Description of the task:
Quote the records that follow in full, leaving the pictures out.

Records:
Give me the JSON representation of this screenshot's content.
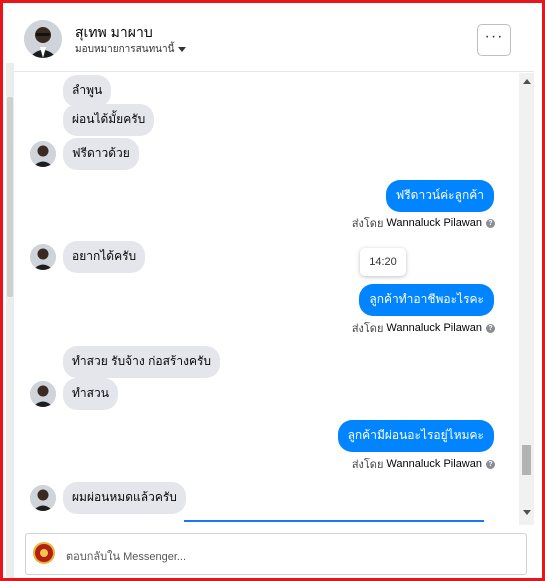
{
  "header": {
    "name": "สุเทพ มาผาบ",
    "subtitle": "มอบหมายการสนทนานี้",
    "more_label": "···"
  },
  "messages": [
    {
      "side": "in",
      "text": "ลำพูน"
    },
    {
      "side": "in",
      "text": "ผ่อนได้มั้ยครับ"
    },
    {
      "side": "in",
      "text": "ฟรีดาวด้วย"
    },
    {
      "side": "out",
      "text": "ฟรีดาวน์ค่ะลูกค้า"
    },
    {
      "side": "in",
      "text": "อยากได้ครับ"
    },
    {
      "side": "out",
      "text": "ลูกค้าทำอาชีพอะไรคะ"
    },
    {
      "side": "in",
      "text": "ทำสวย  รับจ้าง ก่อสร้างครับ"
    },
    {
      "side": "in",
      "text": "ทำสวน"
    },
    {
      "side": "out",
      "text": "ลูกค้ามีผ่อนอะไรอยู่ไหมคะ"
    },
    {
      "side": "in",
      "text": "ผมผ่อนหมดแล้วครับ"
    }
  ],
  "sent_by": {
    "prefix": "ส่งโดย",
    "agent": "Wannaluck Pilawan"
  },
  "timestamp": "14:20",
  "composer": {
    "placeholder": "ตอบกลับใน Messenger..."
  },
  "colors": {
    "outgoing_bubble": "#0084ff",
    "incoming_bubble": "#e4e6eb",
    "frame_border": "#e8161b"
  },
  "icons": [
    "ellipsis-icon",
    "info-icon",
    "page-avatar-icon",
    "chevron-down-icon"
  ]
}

Your solution:
Give me the JSON representation of this screenshot's content.
{
  "header": {
    "name": "สุเทพ มาผาบ",
    "subtitle": "มอบหมายการสนทนานี้",
    "more_label": "···"
  },
  "messages": [
    {
      "side": "in",
      "text": "ลำพูน"
    },
    {
      "side": "in",
      "text": "ผ่อนได้มั้ยครับ"
    },
    {
      "side": "in",
      "text": "ฟรีดาวด้วย"
    },
    {
      "side": "out",
      "text": "ฟรีดาวน์ค่ะลูกค้า"
    },
    {
      "side": "in",
      "text": "อยากได้ครับ"
    },
    {
      "side": "out",
      "text": "ลูกค้าทำอาชีพอะไรคะ"
    },
    {
      "side": "in",
      "text": "ทำสวย  รับจ้าง ก่อสร้างครับ"
    },
    {
      "side": "in",
      "text": "ทำสวน"
    },
    {
      "side": "out",
      "text": "ลูกค้ามีผ่อนอะไรอยู่ไหมคะ"
    },
    {
      "side": "in",
      "text": "ผมผ่อนหมดแล้วครับ"
    }
  ],
  "sent_by": {
    "prefix": "ส่งโดย",
    "agent": "Wannaluck Pilawan"
  },
  "timestamp": "14:20",
  "composer": {
    "placeholder": "ตอบกลับใน Messenger..."
  },
  "colors": {
    "outgoing_bubble": "#0084ff",
    "incoming_bubble": "#e4e6eb",
    "frame_border": "#e8161b"
  },
  "icons": [
    "ellipsis-icon",
    "info-icon",
    "page-avatar-icon",
    "chevron-down-icon"
  ]
}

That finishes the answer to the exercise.